This log opens with the following words:
November 15, 1943
When the folks at home ask us to choose and send you something special on their behalf, they confront is with a not-too-easy problem. The ―War-time Log‖ is one solution – others may be coming your way before long.
These blank pages offer many possibilities. Not everyone will want to keep a diary or even a journal – occasional notes on the story of his war-time experiences. If you are a writer, here is space for a short story. If you are an artist (some people are) you may want to cover these pages with sketches of your camp, caricatures of its important personalities, whether residents or authorities. If you are a poet, major or minor, confide your lyrics to these pages. If you feel that circumstances cramp your style in correspondence you might write here letters unmailable now, but safely kept to be carried with you on your return. This book might serve to list the most striking concoctions of the camp kitchen, the records of a camp Olympic, or a selection of the best jokes cracked in camp. One man has suggested using the autograph of one of his companions (plus his fingerprints?) to head each page, followed by free and frank remarks about the man himself. The written text might be a commentary on such photographs as you may mount on the special pages for that purpose. The mounting-corners are in an envelope in the pocket of the back cover. Incidentally, this pocket might be used for clippings you want to preserve, or, together with the small envelopes on the last page, to contain authentic souvenirs of life in camp.

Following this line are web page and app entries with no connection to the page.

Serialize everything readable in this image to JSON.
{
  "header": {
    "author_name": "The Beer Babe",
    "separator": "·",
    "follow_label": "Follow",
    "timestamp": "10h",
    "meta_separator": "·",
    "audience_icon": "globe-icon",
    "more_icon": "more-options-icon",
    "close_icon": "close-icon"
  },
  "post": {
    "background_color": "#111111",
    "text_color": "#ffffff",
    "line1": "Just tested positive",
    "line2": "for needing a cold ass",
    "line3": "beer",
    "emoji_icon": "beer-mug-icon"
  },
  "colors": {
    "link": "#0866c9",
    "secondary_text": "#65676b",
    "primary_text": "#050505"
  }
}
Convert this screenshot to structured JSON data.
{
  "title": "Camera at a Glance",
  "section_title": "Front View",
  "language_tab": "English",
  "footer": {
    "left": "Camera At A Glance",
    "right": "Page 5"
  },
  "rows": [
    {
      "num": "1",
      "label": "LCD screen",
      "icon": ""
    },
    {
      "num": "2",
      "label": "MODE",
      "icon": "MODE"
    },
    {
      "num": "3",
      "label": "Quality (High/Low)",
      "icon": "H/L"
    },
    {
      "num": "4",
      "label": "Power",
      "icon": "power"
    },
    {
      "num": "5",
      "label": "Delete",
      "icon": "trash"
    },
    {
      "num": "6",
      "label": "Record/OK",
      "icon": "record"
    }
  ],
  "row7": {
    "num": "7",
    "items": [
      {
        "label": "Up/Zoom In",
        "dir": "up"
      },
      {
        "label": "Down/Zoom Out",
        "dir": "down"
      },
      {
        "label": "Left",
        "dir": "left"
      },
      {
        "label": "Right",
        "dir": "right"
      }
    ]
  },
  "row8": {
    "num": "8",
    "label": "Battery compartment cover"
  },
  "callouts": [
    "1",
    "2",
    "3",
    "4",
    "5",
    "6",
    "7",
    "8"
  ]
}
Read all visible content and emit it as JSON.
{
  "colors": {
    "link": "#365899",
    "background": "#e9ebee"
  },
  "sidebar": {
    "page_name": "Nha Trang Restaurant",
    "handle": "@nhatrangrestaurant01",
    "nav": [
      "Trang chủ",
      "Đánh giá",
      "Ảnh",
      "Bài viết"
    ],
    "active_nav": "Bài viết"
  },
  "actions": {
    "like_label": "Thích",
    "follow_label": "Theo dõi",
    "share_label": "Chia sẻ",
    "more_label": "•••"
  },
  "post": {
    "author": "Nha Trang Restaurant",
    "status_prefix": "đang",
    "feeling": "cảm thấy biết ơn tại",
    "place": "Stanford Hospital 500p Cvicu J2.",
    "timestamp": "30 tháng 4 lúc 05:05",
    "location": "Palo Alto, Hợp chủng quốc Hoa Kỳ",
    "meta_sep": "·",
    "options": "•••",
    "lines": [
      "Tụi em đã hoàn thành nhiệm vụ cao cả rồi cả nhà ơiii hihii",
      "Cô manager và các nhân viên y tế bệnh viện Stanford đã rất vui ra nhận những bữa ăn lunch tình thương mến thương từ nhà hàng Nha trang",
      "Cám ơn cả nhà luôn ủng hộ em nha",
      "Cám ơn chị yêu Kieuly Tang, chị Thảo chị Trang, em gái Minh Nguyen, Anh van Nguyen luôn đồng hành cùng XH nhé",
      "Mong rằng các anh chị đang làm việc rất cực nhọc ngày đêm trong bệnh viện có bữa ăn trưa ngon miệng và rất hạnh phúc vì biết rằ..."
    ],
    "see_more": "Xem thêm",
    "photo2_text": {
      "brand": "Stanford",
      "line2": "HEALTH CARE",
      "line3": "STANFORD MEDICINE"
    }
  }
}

You might want to do something altogether different with this book. Whatever you do, let it be a visible link between yourself and folks at home, one more reminder that their thoughts are with you constantly. If it brings you this assurance, the Log will have served its purpose.
Yours very sincerely,
WAR PRISONERS’ AID OF THE Y.M.C.A.
Read it all: